June 11, 2015
What does it take to be a winning youth coach? Listen in as Kevin Kennedy shares stories and discusses his journey to becoming a successful youth sports coach.
Kevin is a personal trainer and runs a gymnastics gym in Paramus, NJ called Kids U. Kevin played many sports growing up, including being a collegiate wrestler and one year of JV collegiate basketball. He also kick-boxed after college. Kevin has a passion for youth sports and coaching the kids the right way.
Listen in ITunes: Itunes link
Listen in Stitcher: Stitcher link
‘Isn’t that interesting?’
My Cringe & ‘Ah-Ha’ Moments

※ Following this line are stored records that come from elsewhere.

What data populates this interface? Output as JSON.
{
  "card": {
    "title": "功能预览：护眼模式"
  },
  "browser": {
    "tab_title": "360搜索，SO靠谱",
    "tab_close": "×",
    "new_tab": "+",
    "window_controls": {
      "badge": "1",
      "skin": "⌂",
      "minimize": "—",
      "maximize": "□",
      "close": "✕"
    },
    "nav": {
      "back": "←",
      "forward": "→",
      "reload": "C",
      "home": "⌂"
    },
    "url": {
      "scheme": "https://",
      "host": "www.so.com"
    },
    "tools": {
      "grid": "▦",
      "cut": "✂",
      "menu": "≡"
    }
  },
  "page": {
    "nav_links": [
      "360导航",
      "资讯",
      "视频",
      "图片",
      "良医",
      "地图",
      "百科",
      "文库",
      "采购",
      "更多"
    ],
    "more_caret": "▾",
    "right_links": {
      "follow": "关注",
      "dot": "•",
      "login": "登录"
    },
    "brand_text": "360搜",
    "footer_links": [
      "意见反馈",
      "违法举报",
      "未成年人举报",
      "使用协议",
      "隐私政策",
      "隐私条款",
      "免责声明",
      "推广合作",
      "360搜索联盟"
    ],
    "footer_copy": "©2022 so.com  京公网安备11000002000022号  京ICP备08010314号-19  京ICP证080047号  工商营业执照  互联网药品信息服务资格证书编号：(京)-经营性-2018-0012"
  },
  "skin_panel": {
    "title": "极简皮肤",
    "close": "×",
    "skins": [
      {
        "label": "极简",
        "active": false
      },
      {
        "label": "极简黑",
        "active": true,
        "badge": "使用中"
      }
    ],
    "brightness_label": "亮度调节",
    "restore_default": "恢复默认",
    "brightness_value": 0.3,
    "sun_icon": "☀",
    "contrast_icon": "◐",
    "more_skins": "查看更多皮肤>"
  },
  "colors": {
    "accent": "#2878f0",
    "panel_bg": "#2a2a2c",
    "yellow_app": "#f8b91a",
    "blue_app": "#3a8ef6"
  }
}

- ‘When you are young – you know how everything is supposed to be. As you age – you realize it’s not what you are supposed to do, it’s what you can do.’
- ‘Isn’t that interesting’ – Don’t be judgmental when coaching – rather, make observations and analyze why things are happening

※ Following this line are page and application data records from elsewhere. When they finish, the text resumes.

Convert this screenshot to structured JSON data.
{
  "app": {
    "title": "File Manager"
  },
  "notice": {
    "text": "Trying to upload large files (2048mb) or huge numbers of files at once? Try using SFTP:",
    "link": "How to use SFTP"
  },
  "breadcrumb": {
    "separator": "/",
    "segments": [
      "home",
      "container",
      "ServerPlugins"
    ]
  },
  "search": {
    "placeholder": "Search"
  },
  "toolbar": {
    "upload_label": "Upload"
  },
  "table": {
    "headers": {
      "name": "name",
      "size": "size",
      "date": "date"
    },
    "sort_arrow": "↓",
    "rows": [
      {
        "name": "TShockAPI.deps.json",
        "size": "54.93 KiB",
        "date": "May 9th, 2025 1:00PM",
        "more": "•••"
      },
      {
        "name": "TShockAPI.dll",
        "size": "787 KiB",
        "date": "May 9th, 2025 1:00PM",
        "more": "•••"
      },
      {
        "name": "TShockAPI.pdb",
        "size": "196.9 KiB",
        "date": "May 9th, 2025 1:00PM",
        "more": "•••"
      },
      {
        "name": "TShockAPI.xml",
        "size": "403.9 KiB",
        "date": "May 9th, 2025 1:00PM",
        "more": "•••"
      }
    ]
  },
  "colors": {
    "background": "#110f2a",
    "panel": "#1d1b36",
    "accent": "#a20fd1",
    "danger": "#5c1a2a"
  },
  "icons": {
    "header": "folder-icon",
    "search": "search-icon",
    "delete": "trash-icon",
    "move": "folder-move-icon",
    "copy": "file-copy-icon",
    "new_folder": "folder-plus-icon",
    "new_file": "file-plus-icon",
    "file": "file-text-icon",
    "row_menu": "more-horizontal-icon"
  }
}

- Everyone has insecurities – even an Olympic-level athlete. Figure out what insecurities your athletes have about their performances – let them know it’s OK to admit they’re not perfect at everything, and give honest feedback and break down walls of communication barriers that arise from both the athlete’s and coaches’ insecurities
Teaching Children & Keeping it Fun

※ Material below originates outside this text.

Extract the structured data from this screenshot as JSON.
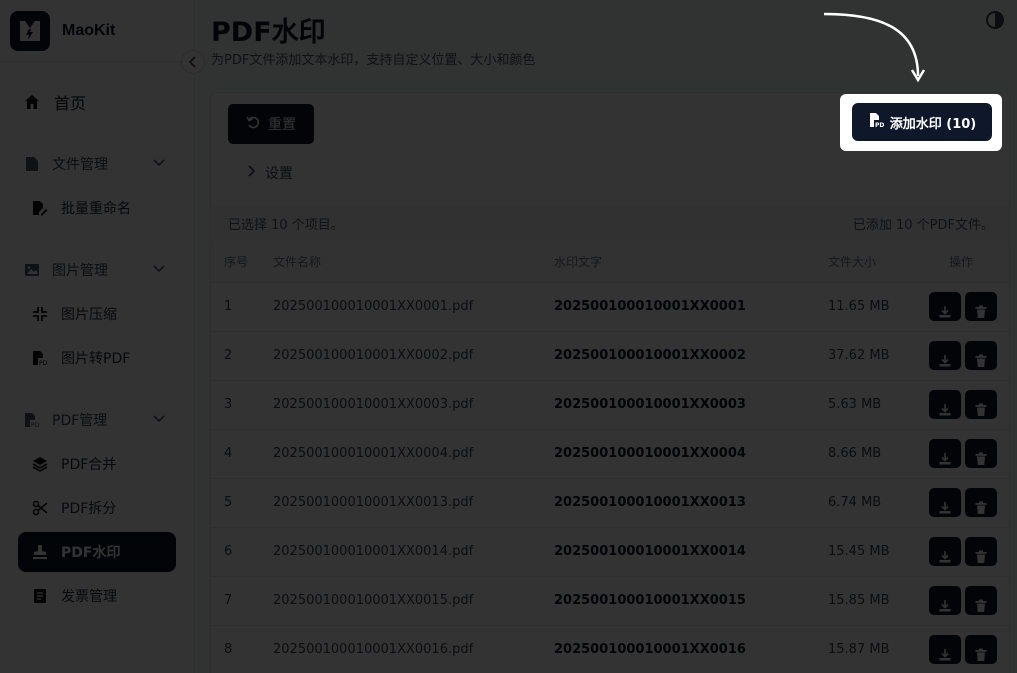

- Use a kid to demonstrate proper technique. You can also demonstrate the ‘why’ – such as holding a kid’s sweatshirt to show them why their body has to be in the proper position. Demonstrating is much more important than talking – to keep the kids engaged.
Teaching Kids to achieve peak performance
HUGE IDEA #1
- Set up small achievable tasks as goals for a kid before a game – get them to say ‘I can do that’
Culture – Discipline/Rewards/Teambuilding
- Use fatigue as your friend – When the kids first get out of school – let them get the blood flowing and burn off a little energy. But at the same time make sure you do skill work early in the practice, because you can’t learn very well when fatigued.
- Rewards – You can team-build by having someone help someone else get better. You can recognize the person helping privately, while the one getting the help usually gets recognized more publicly
- Paper-Plate Awards – At end of season ceremony – On a paper plate write down something about each kid that he/she uniquely brought to the team and give them out during awards ceremony
Connecting with Kids
- Kevin coached a kid who was very anxious, and was a goalie so he felt personally responsible for every goal scored. In the last game of the year the whole team tried to get him to score a goal. Even though he didn’t – the whole team dogpiled him afterwards and they had a blast.
HUGE IDEA #2
- For pre-game nerves: Don’t deny it or try to squelch it! Embrace it – be excited that you are having pre-game excitement. It means that this is important to you. Your body is responding to make you as sharp as possible by waking up all of these feelings and nerves, and you can tap into that strength.
The One that Got Away
- ‘I have a comment that I want back.’ Coaching his own son – he yelled at him during a game – it shook his son’s nerves and he asked to come out of the game.
Coaching Tools and Resources
- Ask the kids: ‘What do you see happening?’
Coaching/Leadership Quote or Book
- John Wooden when asked how his team is this year:’I won’t know for 20 years’
- ‘Isn’t that interesting’ – used with no judgement
- Coach the kids, not the parents. It’s all about the kids.
- Facility in Paramus, NJ
- Gymnastics and sports gym for kids ages 1-9
- Non-competitive gym. Not trying to find travel athletes, goal of giving kids confidence to try something new.
- Website: kidsu.com/paramus.html